The Indiana Court of Appeals affirmed a neighbor of a mentally ill man shouldn't have been able to purchase the man's farm because the man was incompetent when he signed the sales contract.
In James Nichols v. Estate of Ernest M Tyler, No. 45A04-0811-CV-640, the appellate court determined the trial court didn't err when it concluded Ernest Tyler was incompetent in February 2005 to convey his farm nor did it err by determining James Nichols failed to rebut the presumption of undue influence over Tyler with regard to the real property transfer.
I cannot but help raise my eyebrows at the fact that the attorney who drew up the Power of Attorney did not question Tyler's competency.
Meanwhile, looking at the actual opinion, there are some very important facts left out of the news report (pages 2 -3 of the opinion):
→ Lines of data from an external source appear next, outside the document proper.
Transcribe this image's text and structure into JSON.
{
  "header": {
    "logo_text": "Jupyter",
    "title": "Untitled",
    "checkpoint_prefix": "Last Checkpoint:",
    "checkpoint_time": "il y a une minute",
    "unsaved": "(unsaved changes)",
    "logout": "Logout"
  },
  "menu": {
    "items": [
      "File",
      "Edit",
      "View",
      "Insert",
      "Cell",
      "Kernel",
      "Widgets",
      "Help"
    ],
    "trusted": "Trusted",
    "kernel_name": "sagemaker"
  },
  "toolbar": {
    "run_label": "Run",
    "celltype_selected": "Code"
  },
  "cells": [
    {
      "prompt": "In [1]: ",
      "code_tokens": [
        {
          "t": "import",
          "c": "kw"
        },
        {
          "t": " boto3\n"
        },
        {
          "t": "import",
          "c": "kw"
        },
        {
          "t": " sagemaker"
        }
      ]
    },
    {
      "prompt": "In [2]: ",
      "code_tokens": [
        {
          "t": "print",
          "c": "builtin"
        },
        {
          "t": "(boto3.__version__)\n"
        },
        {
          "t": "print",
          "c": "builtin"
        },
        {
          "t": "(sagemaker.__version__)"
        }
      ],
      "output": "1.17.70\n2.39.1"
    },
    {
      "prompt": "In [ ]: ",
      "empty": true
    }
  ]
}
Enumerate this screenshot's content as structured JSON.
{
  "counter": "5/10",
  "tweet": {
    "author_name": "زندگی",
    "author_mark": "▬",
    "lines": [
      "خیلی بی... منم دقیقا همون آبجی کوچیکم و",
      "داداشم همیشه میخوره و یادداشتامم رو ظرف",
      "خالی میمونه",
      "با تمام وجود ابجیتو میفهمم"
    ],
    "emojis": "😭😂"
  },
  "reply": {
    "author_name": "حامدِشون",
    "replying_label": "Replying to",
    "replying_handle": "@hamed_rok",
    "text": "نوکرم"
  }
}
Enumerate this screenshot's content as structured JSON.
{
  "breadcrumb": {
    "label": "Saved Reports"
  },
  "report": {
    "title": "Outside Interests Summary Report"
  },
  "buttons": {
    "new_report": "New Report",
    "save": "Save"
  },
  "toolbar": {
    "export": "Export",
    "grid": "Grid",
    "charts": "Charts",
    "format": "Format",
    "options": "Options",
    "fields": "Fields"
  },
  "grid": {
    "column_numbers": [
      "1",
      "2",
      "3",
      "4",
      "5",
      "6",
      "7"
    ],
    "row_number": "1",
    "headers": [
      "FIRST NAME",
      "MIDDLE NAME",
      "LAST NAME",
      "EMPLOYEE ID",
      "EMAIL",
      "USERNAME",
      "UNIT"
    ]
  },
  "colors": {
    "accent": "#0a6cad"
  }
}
In March 2002, with the assistance of Shuster, Tyler formed a revocable living trust and transferred to the trust the real estate, including a 124 acre farm and a farmhouse valued together at about $1.5 million, which he had inherited from his mother. Nichols was the trustee of the trust and Tyler was the sole beneficiary. On February 8, 2005, Tyler signed a Direction to Sign Contract for Conditional Sale of Real Estate (the “Contract”), directing Nichols as trustee to sell his real estate held in trust to Nichols. Nichols took the property by another trust which he formed. Under the terms of the Contract, Tyler retained a life estate in the property, and Nichols was required to pay Tyler $200 per month until Tyler‟s death. Nichols was also responsible for paying all taxes, assessments, and insurance with respect to the property. Throughout the dealings between Tyler, Nichols, and Shuster, Shuster was never made aware of Tyler‟s mental health history.